• What is needed
Return the lines below that contain "Means".

Given records: Begin

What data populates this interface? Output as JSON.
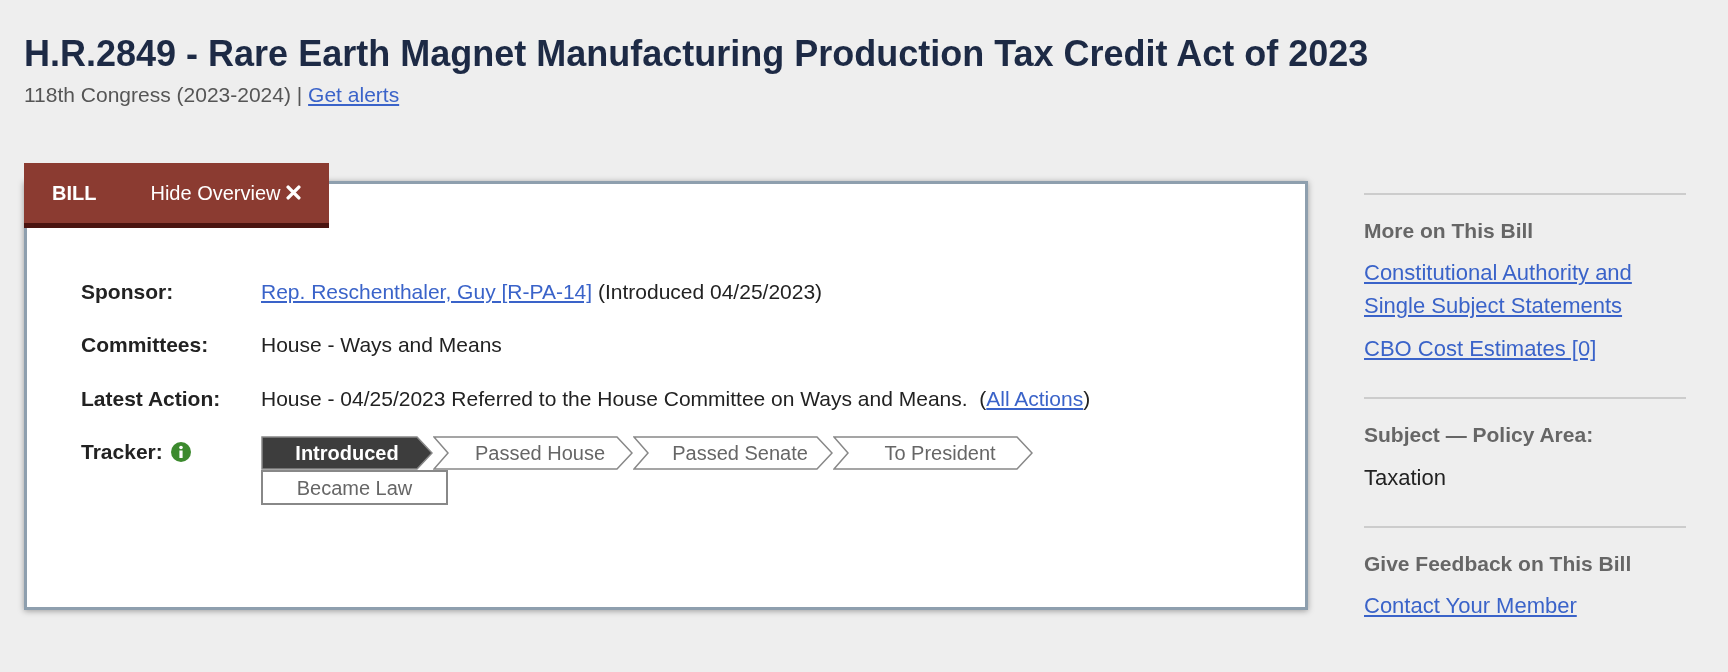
{
  "header": {
    "title": "H.R.2849 - Rare Earth Magnet Manufacturing Production Tax Credit Act of 2023",
    "congress": "118th Congress (2023-2024)",
    "separator": "|",
    "alerts_link": "Get alerts"
  },
  "overview": {
    "tab_label": "BILL",
    "hide_button": "Hide Overview",
    "rows": [
      {
        "label": "Sponsor:",
        "segments": [
          {
            "kind": "link",
            "text": "Rep. Reschenthaler, Guy [R-PA-14]"
          },
          {
            "kind": "text",
            "text": " (Introduced 04/25/2023)"
          }
        ]
      },
      {
        "label": "Committees:",
        "segments": [
          {
            "kind": "text",
            "text": "House - Ways and Means"
          }
        ]
      },
      {
        "label": "Latest Action:",
        "segments": [
          {
            "kind": "text",
            "text": "House - 04/25/2023 Referred to the House Committee on Ways and Means.  ("
          },
          {
            "kind": "link",
            "text": "All Actions"
          },
          {
            "kind": "text",
            "text": ")"
          }
        ]
      }
    ],
    "tracker": {
      "label": "Tracker:",
      "steps": [
        {
          "label": "Introduced",
          "kind": "arrow",
          "selected": true
        },
        {
          "label": "Passed House",
          "kind": "arrow",
          "selected": false
        },
        {
          "label": "Passed Senate",
          "kind": "arrow",
          "selected": false
        },
        {
          "label": "To President",
          "kind": "arrow",
          "selected": false
        },
        {
          "label": "Became Law",
          "kind": "box",
          "selected": false
        }
      ]
    }
  },
  "sidebar": {
    "sections": [
      {
        "heading": "More on This Bill",
        "items": [
          {
            "kind": "link",
            "text": "Constitutional Authority and Single Subject Statements"
          },
          {
            "kind": "link",
            "text": "CBO Cost Estimates [0]"
          }
        ]
      },
      {
        "heading": "Subject — Policy Area:",
        "items": [
          {
            "kind": "text",
            "text": "Taxation"
          }
        ]
      },
      {
        "heading": "Give Feedback on This Bill",
        "items": [
          {
            "kind": "link",
            "text": "Contact Your Member"
          }
        ]
      }
    ]
  }
}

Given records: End

• Solved exercise
            "text": "House - Ways and Means"
            "text": "House - 04/25/2023 Referred to the House Committee on Ways and Means.  ("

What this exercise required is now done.